The tracks came by the bottom of our field. A train of flat cars made trips from Salt Lake City to the end of the line, hauling the workmen and building material. There was a camp of railroad workmen and teams at the bottom of our field, near the ditch about a block north of what is now Midvale Junction, in East Midvale. They bought food from us, such as home made bread, pies, butter, eggs and milk.

We were invited to ride on the flat cars whenever we wanted to go to the City. One day my mother, Ann Malin Sharp, took all of us children including Mary Easter, Elizabeth, George T., Lottie (Harriett Charlotte) and myself to Salt Lake City to buy some new clothes and we rode on the flat cars. When we went to the depot to return home, there was a train with one coach, a caboose and a group of men who, judging from their conversation appeared to be railroad officials. They were going south on that train. Brigham Young invited us to ride in the coach with the gentlemen, which we did. When we reached our field, the train slowed to a stop to let us off. Brigham Young invited us to remain on the train and ride to the end of the line and return. The invitation was gladly accepted.

The railroad was then extended as far as Dry Creek. Going south the train stopped at about where the Sandy Depot now stands. The men got off the train, looked around and talked awhile; then the train continued to Dry Creek. Returning north the train stopped at the same place as before. A ditch had been built to try to irrigate the land where Sandy City now stands. East of Sandy from where the ditch was built the earth was so extremely sandy they doubted if it would carry water--they feared the banks would wash away. The ditch carried the water, that washed part of the banks, depositing the sand with the water on the sandy soil. At the place where the train stopped a great deal of sand had been washed onto the soil making it very sandy in this location. Brigham Young raked his cane in the sand and scraped his foot in the sand, then turning around he looked in every direction and then said, "Sand! Sand! Everywhere sand! We'll call this place Sandy."

Ann's younger sister Mary Easter Sharp, was 10 years old at the same time. Her daughter, Ethel Young Lambson, remembered her mother's saying several times that riding the first train to Sandy as a guest of Brigham Young was the highlight of her childhood. She often dramatized Brigham Young in the naming of Sandy, even to the tone of his voice. (part from Heart Throbs of the West, by Kate B. Carter, Volume 12, pages 111-112)

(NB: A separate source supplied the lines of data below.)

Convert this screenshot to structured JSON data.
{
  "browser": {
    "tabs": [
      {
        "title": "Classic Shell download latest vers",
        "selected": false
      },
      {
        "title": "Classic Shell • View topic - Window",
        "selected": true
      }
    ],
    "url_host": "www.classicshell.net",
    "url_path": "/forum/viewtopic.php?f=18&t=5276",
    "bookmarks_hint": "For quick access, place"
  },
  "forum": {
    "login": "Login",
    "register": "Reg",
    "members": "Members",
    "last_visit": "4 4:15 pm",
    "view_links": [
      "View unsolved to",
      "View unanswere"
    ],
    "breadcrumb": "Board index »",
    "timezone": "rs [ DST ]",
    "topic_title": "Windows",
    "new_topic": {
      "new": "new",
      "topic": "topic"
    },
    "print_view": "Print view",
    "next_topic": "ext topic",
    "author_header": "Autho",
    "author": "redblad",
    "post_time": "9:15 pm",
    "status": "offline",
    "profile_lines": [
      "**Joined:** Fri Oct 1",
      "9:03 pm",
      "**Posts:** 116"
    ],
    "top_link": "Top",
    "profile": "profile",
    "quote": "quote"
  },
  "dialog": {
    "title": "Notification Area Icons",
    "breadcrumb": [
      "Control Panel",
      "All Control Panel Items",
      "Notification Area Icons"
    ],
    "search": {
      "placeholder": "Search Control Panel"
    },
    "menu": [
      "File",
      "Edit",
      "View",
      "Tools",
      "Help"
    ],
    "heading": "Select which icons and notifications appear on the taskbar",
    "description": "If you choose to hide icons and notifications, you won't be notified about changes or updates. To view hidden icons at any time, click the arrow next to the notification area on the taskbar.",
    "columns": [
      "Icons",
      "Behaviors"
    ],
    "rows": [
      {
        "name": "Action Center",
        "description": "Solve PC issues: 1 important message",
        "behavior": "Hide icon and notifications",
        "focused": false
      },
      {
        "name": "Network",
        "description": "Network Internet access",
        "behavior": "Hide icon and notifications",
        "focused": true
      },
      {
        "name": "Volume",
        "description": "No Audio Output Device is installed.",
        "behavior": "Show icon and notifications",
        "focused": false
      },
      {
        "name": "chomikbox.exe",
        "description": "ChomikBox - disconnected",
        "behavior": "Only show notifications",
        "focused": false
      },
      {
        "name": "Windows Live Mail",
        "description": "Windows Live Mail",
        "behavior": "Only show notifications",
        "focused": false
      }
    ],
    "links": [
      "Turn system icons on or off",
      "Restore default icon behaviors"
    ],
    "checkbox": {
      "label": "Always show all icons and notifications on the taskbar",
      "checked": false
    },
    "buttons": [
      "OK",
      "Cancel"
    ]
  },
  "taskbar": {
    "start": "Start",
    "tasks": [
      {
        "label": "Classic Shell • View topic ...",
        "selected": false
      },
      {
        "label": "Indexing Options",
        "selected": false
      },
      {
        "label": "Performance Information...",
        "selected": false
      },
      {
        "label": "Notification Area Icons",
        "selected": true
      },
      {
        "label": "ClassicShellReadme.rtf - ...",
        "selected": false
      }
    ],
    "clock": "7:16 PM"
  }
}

Later research suggests that the stop by the railroad officials at what was later called Sandy, would have likely been to discuss the movement of granite blocks to the LDS Salt Lake City temple, which was under construction at the time. Following completion of Utah Southern through both Sandy and Draper in late 1871, surveys were completed during the following summer of 1872 for a spur line between Utah Southern at Sandy, and the granite quarries at the mouth of Little Cottonwood Canyon five miles to the east.

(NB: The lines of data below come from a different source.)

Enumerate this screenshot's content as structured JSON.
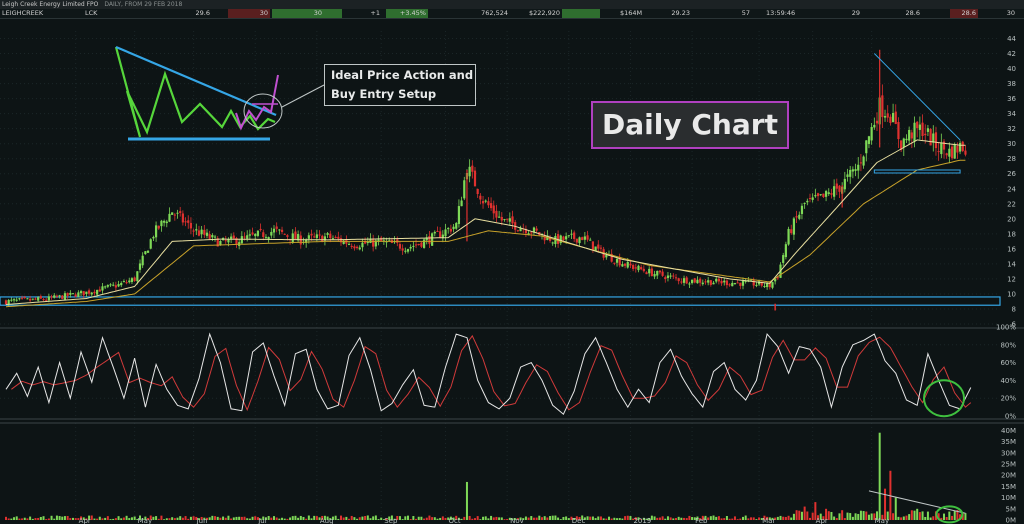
{
  "header": {
    "title": "Leigh Creek Energy Limited FPO",
    "subtitle": "DAILY, FROM 29 FEB 2018"
  },
  "quote": {
    "name": "LEIGHCREEK",
    "code": "LCK",
    "last": "29.6",
    "bid": "30",
    "ask": "30",
    "change": "+1",
    "change_pct": "+3.45%",
    "volume": "762,524",
    "value": "$222,920",
    "mcap": "$164M",
    "vwap": "29.23",
    "trades": "57",
    "time": "13:59:46",
    "open": "29",
    "high": "28.6",
    "low": "28.6",
    "close": "30"
  },
  "annotations": {
    "setup_line1": "Ideal Price Action and",
    "setup_line2": "Buy Entry Setup",
    "daily_label": "Daily Chart"
  },
  "colors": {
    "background": "#0d1415",
    "up_candle": "#7ed957",
    "down_candle": "#e0312f",
    "ema_fast": "#e8dfa0",
    "ema_slow": "#c8a22a",
    "trendline": "#35a6e6",
    "stoch_k": "#e6e6e6",
    "stoch_d": "#d03a3a",
    "highlight_circle": "#3fbf3f",
    "label_box_border": "#b040c0"
  },
  "chart_data": [
    {
      "type": "candlestick",
      "name": "price",
      "x_labels": [
        "Apr",
        "May",
        "Jun",
        "Jul",
        "Aug",
        "Sep",
        "Oct",
        "Nov",
        "Dec",
        "2019",
        "Feb",
        "Mar",
        "Apr",
        "May"
      ],
      "y_ticks": [
        6,
        8,
        10,
        12,
        14,
        16,
        18,
        20,
        22,
        24,
        26,
        28,
        30,
        32,
        34,
        36,
        38,
        40,
        42,
        44
      ],
      "ylim": [
        6,
        45
      ],
      "close_anchors": [
        [
          0,
          9
        ],
        [
          15,
          9.3
        ],
        [
          30,
          10.2
        ],
        [
          42,
          11.2
        ],
        [
          48,
          12
        ],
        [
          55,
          18
        ],
        [
          62,
          21
        ],
        [
          70,
          18.5
        ],
        [
          80,
          16.8
        ],
        [
          90,
          17.4
        ],
        [
          100,
          18.4
        ],
        [
          110,
          17.2
        ],
        [
          120,
          17.6
        ],
        [
          130,
          16.6
        ],
        [
          140,
          16.9
        ],
        [
          150,
          16.2
        ],
        [
          160,
          17.6
        ],
        [
          168,
          19.2
        ],
        [
          172,
          27
        ],
        [
          178,
          22.5
        ],
        [
          185,
          19.8
        ],
        [
          195,
          18.6
        ],
        [
          205,
          17.1
        ],
        [
          215,
          17.6
        ],
        [
          222,
          15.5
        ],
        [
          232,
          13.8
        ],
        [
          242,
          12.7
        ],
        [
          252,
          11.9
        ],
        [
          265,
          11.6
        ],
        [
          278,
          11.4
        ],
        [
          285,
          11.1
        ],
        [
          288,
          12.5
        ],
        [
          292,
          18
        ],
        [
          298,
          22
        ],
        [
          305,
          22.8
        ],
        [
          312,
          24.5
        ],
        [
          318,
          27
        ],
        [
          322,
          31
        ],
        [
          326,
          35
        ],
        [
          330,
          34
        ],
        [
          334,
          30
        ],
        [
          338,
          31.5
        ],
        [
          342,
          32
        ],
        [
          347,
          29.8
        ],
        [
          352,
          28.9
        ],
        [
          356,
          29.6
        ]
      ],
      "ema_fast_anchors": [
        [
          0,
          8.6
        ],
        [
          30,
          9.4
        ],
        [
          48,
          11
        ],
        [
          62,
          17
        ],
        [
          80,
          17.3
        ],
        [
          120,
          17.2
        ],
        [
          165,
          17.5
        ],
        [
          175,
          20
        ],
        [
          190,
          19
        ],
        [
          230,
          14.6
        ],
        [
          270,
          12
        ],
        [
          285,
          11.4
        ],
        [
          295,
          15.6
        ],
        [
          310,
          21.5
        ],
        [
          325,
          27.5
        ],
        [
          340,
          30.5
        ],
        [
          356,
          29.8
        ]
      ],
      "ema_slow_anchors": [
        [
          0,
          8.3
        ],
        [
          30,
          9
        ],
        [
          48,
          10
        ],
        [
          70,
          16.4
        ],
        [
          120,
          17
        ],
        [
          165,
          17
        ],
        [
          180,
          18.4
        ],
        [
          200,
          17.7
        ],
        [
          240,
          13.8
        ],
        [
          285,
          11.6
        ],
        [
          300,
          15.2
        ],
        [
          320,
          22
        ],
        [
          340,
          26.5
        ],
        [
          356,
          27.8
        ]
      ],
      "support_zone": [
        8.5,
        9.6
      ],
      "resistance_lines": [
        {
          "from": [
            324,
            42
          ],
          "to": [
            356,
            30.5
          ]
        }
      ],
      "support_lines": [
        {
          "from": [
            324,
            26.3
          ],
          "to": [
            356,
            26.3
          ]
        }
      ]
    },
    {
      "type": "line",
      "name": "stochastic",
      "y_ticks": [
        "0%",
        "20%",
        "40%",
        "60%",
        "80%",
        "100%"
      ],
      "ylim": [
        0,
        100
      ],
      "k_anchors": [
        [
          0,
          30
        ],
        [
          4,
          48
        ],
        [
          8,
          22
        ],
        [
          12,
          55
        ],
        [
          16,
          15
        ],
        [
          20,
          60
        ],
        [
          24,
          20
        ],
        [
          28,
          72
        ],
        [
          32,
          38
        ],
        [
          36,
          88
        ],
        [
          40,
          55
        ],
        [
          44,
          20
        ],
        [
          48,
          65
        ],
        [
          52,
          10
        ],
        [
          56,
          58
        ],
        [
          60,
          30
        ],
        [
          64,
          12
        ],
        [
          68,
          8
        ],
        [
          72,
          42
        ],
        [
          76,
          92
        ],
        [
          80,
          60
        ],
        [
          84,
          8
        ],
        [
          88,
          6
        ],
        [
          92,
          72
        ],
        [
          96,
          82
        ],
        [
          100,
          45
        ],
        [
          104,
          12
        ],
        [
          108,
          70
        ],
        [
          112,
          75
        ],
        [
          116,
          30
        ],
        [
          120,
          8
        ],
        [
          124,
          12
        ],
        [
          128,
          68
        ],
        [
          132,
          88
        ],
        [
          136,
          52
        ],
        [
          140,
          6
        ],
        [
          144,
          14
        ],
        [
          148,
          35
        ],
        [
          152,
          52
        ],
        [
          156,
          12
        ],
        [
          160,
          10
        ],
        [
          164,
          55
        ],
        [
          168,
          92
        ],
        [
          172,
          88
        ],
        [
          176,
          40
        ],
        [
          180,
          15
        ],
        [
          184,
          8
        ],
        [
          188,
          20
        ],
        [
          192,
          55
        ],
        [
          196,
          60
        ],
        [
          200,
          40
        ],
        [
          204,
          12
        ],
        [
          208,
          2
        ],
        [
          212,
          28
        ],
        [
          216,
          70
        ],
        [
          220,
          88
        ],
        [
          224,
          60
        ],
        [
          228,
          30
        ],
        [
          232,
          10
        ],
        [
          236,
          30
        ],
        [
          240,
          15
        ],
        [
          244,
          60
        ],
        [
          248,
          75
        ],
        [
          252,
          45
        ],
        [
          256,
          25
        ],
        [
          260,
          10
        ],
        [
          264,
          50
        ],
        [
          268,
          60
        ],
        [
          272,
          30
        ],
        [
          276,
          18
        ],
        [
          280,
          40
        ],
        [
          284,
          92
        ],
        [
          288,
          78
        ],
        [
          292,
          48
        ],
        [
          296,
          78
        ],
        [
          300,
          75
        ],
        [
          304,
          55
        ],
        [
          308,
          10
        ],
        [
          312,
          55
        ],
        [
          316,
          80
        ],
        [
          320,
          85
        ],
        [
          324,
          92
        ],
        [
          328,
          62
        ],
        [
          332,
          48
        ],
        [
          336,
          18
        ],
        [
          340,
          12
        ],
        [
          344,
          70
        ],
        [
          348,
          40
        ],
        [
          352,
          12
        ],
        [
          356,
          8
        ],
        [
          360,
          32
        ]
      ]
    },
    {
      "type": "bar",
      "name": "volume",
      "y_ticks": [
        "0M",
        "5M",
        "10M",
        "15M",
        "20M",
        "25M",
        "30M",
        "35M",
        "40M"
      ],
      "ylim": [
        0,
        42
      ],
      "spikes": [
        [
          172,
          17
        ],
        [
          298,
          6
        ],
        [
          302,
          8
        ],
        [
          306,
          5
        ],
        [
          320,
          4
        ],
        [
          326,
          39
        ],
        [
          328,
          14
        ],
        [
          330,
          22
        ],
        [
          332,
          10
        ],
        [
          340,
          5
        ],
        [
          348,
          3
        ],
        [
          354,
          4
        ]
      ],
      "baseline_level": 1.2
    }
  ]
}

During the summer of 1871, Utah Southern construction was halted briefly at the north side of Dry Creek while a large trestle bridge was constructed to cross what today is known as Dimple Dell. In 1872, construction of the Utah Southern spur was completed for a distance of three and a half miles, just over half the distance to the quarries.

The difficulty of construction due to steep hills and sharp curves soon pointed to the need for a narrow gauge railroad, and a separate company was organized in October 1872 to build the actual line to the quarries. Known as the Wasatch and Jordan Valley Railroad, the new narrow gauge line continued past the granite quarries to serve a smelter, and the mines in Little Cottonwood Canyon, reaching Alta in September 1875. The granite quarries had been reached in the fall of 1872, and the transfer of granite blocks from narrow gauge tracks to the Utah Southern's standard gauge tracks, was the main reason for the sudden growth of Sandy as a town. Smelters soon were built at the same location, and Sandy became a center for mining activity as well.

The north side of Dry Creek, where Utah Southern track laying halted briefly in the summer of 1871 while a bridge was built, is the location of today's UTA TRAX light rail Sandy Civic Center Station, at about 10000 South.

UTA TRAX Historic Sandy Station is a couple blocks south of the historic center of Sandy where Main Street crosses Center Street. As with many towns that grew up around a railroad station, when it came time to name the streets, the east-west Main Street (8700 South) ended at the depot and was located to run west from that point, and the north-south Center Street (150 east) paralleled the railroad tracks.

Historic Sandy was also the interchange point, and crossing point, between the standard gauge Utah Southern and the narrow gauge Wasatch and Jordan Valley Railroad (D&RGW after 1881).